After nearly 30 years the unholy Wintel alliance is over. Microsoft have finally realised that there are other processors in the world and have embraced the ARM chip. Superficially this is because ARM processors are far better suited to mobile devices than Intel processors, which is why they feature in portable gaming devices. But there is far more to it than that. Vastly more ARM processors are made every day than Intel processors and they are very easily embedded into other chips and into all sorts of devices. With this move we have the possibility of Microsoft software running on anything with a screen, which these days is a lot of things. Initially Microsoft will go for the low hanging fruit but you can see that the potential for mission creep is immense.
There is lots of bad news in video game retail with many shops now closing and the retail companies in big trouble, something predicted a long time ago on here. I really don’t see any future role for a bricks and mortar video game retailer. Currently they are kept afloat by secondhand sales but this has incensed the publishers who are doing everything in their power to destroy this business model. Supermarkets will continue to sell gaming products for far longer because of the impulse purchase of putting a game into your trolley and because their overheads can be amortized across many thousands of product lines.

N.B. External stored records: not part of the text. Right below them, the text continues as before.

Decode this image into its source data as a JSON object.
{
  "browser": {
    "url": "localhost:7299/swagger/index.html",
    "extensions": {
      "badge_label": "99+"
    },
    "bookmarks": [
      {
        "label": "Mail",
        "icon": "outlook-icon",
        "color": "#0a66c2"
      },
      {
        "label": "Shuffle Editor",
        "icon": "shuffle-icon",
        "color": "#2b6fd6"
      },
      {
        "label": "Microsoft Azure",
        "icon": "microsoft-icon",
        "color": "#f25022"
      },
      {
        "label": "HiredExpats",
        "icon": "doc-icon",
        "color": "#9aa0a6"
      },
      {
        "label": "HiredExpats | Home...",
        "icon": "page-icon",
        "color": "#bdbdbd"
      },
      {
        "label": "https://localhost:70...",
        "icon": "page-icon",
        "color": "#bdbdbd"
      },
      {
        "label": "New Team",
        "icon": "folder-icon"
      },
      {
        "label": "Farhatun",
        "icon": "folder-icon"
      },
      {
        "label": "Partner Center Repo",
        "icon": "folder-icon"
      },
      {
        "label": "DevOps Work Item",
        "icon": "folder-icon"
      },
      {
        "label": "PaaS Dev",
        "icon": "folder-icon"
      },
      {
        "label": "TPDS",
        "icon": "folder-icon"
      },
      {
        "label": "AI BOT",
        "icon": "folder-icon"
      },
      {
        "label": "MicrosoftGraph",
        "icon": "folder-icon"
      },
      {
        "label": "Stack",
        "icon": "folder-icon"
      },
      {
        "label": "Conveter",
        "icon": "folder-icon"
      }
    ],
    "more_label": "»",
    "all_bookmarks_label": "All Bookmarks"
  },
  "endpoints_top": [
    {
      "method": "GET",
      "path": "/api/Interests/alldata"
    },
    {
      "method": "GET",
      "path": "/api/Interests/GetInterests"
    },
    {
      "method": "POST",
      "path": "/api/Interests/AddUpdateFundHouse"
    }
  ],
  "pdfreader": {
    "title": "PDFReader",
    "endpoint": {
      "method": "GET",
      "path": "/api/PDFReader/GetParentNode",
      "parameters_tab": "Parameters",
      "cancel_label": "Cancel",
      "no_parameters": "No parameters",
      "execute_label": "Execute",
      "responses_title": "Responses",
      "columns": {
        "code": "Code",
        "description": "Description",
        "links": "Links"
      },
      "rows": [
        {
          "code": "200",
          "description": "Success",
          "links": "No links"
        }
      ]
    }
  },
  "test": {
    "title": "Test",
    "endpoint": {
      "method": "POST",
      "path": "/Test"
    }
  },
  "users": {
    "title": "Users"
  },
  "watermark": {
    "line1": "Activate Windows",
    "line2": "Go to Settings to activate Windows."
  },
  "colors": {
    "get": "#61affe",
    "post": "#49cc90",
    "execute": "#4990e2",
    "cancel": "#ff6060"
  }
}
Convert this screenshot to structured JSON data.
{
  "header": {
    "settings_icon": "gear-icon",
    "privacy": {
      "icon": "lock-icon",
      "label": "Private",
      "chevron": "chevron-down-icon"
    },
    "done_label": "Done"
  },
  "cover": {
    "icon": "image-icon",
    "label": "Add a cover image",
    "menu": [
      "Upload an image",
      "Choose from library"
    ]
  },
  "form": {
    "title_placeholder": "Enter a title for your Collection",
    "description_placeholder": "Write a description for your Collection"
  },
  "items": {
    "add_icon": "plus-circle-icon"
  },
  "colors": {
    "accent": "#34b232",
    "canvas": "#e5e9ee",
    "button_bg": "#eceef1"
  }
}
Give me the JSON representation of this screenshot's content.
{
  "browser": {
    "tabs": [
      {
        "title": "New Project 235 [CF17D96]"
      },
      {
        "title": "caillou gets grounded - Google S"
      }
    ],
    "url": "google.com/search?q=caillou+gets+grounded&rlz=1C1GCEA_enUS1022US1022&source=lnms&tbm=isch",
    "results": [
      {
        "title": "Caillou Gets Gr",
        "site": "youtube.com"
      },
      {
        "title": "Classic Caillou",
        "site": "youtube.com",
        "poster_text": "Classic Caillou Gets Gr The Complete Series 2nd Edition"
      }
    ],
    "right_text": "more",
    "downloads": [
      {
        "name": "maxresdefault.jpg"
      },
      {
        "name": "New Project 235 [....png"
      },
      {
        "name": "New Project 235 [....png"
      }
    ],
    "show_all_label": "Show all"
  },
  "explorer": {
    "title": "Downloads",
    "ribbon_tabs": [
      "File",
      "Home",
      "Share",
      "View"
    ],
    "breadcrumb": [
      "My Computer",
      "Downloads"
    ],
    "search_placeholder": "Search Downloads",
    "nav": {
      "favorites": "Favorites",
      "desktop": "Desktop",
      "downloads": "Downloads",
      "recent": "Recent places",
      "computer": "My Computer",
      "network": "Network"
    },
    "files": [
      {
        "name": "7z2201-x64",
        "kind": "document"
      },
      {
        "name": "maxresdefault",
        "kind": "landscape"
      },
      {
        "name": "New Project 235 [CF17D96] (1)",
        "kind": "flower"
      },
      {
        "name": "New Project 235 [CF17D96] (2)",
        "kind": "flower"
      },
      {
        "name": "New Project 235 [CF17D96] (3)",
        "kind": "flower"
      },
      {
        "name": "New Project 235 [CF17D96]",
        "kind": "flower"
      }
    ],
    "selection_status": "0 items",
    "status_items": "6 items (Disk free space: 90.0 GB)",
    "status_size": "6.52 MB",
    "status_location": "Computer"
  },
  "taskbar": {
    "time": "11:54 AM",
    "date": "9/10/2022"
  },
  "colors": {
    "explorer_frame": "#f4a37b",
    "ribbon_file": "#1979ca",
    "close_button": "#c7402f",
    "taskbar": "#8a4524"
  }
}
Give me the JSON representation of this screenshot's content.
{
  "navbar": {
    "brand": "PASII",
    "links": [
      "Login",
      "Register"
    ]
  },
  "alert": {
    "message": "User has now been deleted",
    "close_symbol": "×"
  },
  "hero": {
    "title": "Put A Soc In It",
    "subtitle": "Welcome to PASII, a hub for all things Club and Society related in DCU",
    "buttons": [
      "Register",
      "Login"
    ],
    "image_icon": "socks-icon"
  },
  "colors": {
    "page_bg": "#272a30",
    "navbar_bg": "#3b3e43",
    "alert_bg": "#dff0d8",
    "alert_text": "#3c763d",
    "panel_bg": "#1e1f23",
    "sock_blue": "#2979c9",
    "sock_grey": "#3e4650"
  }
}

Android smartphone sales have caught up with iPhone sales. Another inevitability forecast on here. Apple are in trouble, they are a marketing company who sell a customer experience whilst lagging behind on the technology. Their late adoption of OLED displays and the lack of camera in the iPad being just a couple of examples. Now they have lots of manufacturers marketing Android products, which are often better specified, competing against them. The time has come for a massive technical upgrade of their entire mobile product range. And they need to be more price competitive too.
Just 43 file sharing websites have 53 billion visits per year between them in 2010. If people can steal and get away with it then mostly they will. As a result many industries, from music to porn, are in tatters. Now, with eReaders, the book industry is headed the same way. In the games industry we are lucky because consoles are fairly effective anti piracy dongles and because server based games are too complex for the casual thief to copy. But the lesson must be that if you are going to develop any game it is essential that you have the means to prevent it being stolen by the masses, because if you don’t you are wasting your time.
Games in education. I have beaten the drum about this on here. The fundamental gaming model makes video gaming the perfect educational tool, far better than teachers who are flawed as a mechanism in many ways. The classroom is outdated and at long last more people in key positions are starting to realise it. Expect to hear a lot more about this in the coming year.
Facebook is not the be all of social networking as the success of Quora and Chatroulette have proven. As social networking and games often end up being the same thing this is pretty important. If someone bright was creating a Facebook replacement they could come up with a far better product. Just look at how clunky Facebook is with video, for instance. And how limited the forums are within it for making new friends.